_Task description_
Where a line of the material includes the string "Business", copy that line.

[Start of Attachment]

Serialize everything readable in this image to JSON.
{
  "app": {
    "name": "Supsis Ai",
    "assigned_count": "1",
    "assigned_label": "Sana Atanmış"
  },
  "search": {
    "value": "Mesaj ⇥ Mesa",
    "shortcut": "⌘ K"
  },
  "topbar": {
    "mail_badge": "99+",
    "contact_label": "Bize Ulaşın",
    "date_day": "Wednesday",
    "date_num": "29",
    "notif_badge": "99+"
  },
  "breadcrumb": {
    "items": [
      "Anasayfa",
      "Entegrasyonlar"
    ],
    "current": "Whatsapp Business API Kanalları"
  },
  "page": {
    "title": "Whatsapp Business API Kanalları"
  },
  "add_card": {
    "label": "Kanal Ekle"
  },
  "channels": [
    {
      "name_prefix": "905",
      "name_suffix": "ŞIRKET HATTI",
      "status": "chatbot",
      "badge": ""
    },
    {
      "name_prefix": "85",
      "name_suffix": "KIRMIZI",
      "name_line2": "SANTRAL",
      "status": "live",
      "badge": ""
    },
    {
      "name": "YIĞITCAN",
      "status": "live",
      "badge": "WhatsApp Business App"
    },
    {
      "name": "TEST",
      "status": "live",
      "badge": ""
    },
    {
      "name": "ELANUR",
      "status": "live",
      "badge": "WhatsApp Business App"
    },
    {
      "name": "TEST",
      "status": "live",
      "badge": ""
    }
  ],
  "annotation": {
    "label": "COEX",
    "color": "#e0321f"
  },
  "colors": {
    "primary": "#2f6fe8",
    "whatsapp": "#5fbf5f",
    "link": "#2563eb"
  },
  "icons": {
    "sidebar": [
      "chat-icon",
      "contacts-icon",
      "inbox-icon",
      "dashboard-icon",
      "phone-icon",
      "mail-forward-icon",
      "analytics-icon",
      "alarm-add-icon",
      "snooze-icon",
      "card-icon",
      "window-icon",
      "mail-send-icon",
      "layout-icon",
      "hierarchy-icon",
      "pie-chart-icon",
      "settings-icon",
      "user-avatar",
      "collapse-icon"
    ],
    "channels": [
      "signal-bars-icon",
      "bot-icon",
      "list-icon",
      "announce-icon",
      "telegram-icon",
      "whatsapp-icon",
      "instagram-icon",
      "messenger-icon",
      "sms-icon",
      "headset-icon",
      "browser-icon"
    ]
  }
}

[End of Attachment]

_Result of this exercise_
    "current": "Whatsapp Business API Kanalları"
    "title": "Whatsapp Business API Kanalları"
      "badge": "WhatsApp Business App"
      "badge": "WhatsApp Business App"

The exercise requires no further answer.